Battle Honours emblazoned on the 51 Standard
Home Defence 1916 - 18 Norway 1940
France and Low Countries 1940 Fortress Europe 1940 - 44
Ruhr 1940 - 1945 Baltic 1940 - 44
Italy 1943 France and Germany 1944 - 45
The Squadron Standard in the Royal Air Force
Standards have been used by the British armed forces for many centuries. It is probable that their original purpose was to be the rallying point during a confused battle. Emblazoned on them are the battle honours recording the proud traditions of the unit, and constituting a memorial to those who have gone before and contributed to these traditions. Above all, a Standard is a symbol of the Sovereign's trust in the unit concerned.
Standards for the Royal Air Force were created by His Majesty King George VI on 1 April 1943, to mark the twenty-fifth anniversary of the formation of the Royal Air Force. Squadrons qualify for the award of a standard after twenty-five years of service, or by having earned the Sovereign's appreciation for especially outstanding operations. A new standard may be presented after the original standard has been in service for twenty-five years.
The practice of consecrating standards is of very long standing, and because of this religious significance they become not only an outward sign of unity, loyalty and achievement, but also a symbol of fellowship with God.

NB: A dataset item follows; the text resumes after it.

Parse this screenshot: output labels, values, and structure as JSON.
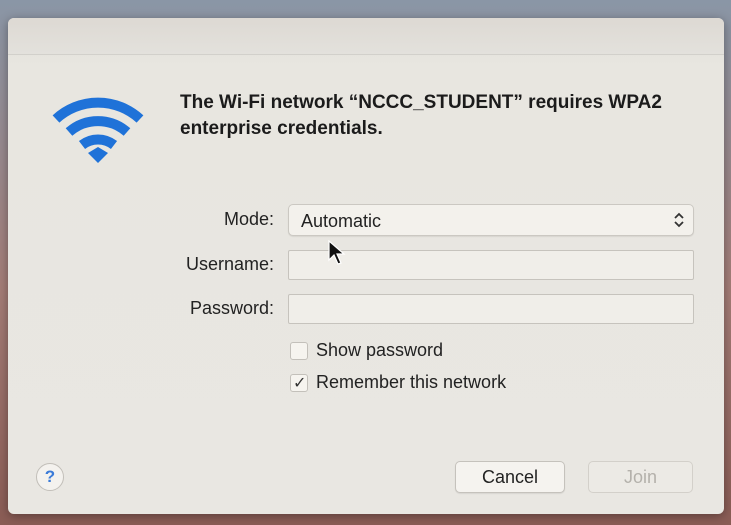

The combination of these factors accords a deep significance to the Squadron Standard. It is to be honoured as a symbol of the trust which the Sovereign places in the Squadron and an emblem of its achievments. It is a focus for our traditions, a reminder of the devotion and sacrifices of our predecessors, and a inspiration to those who serve.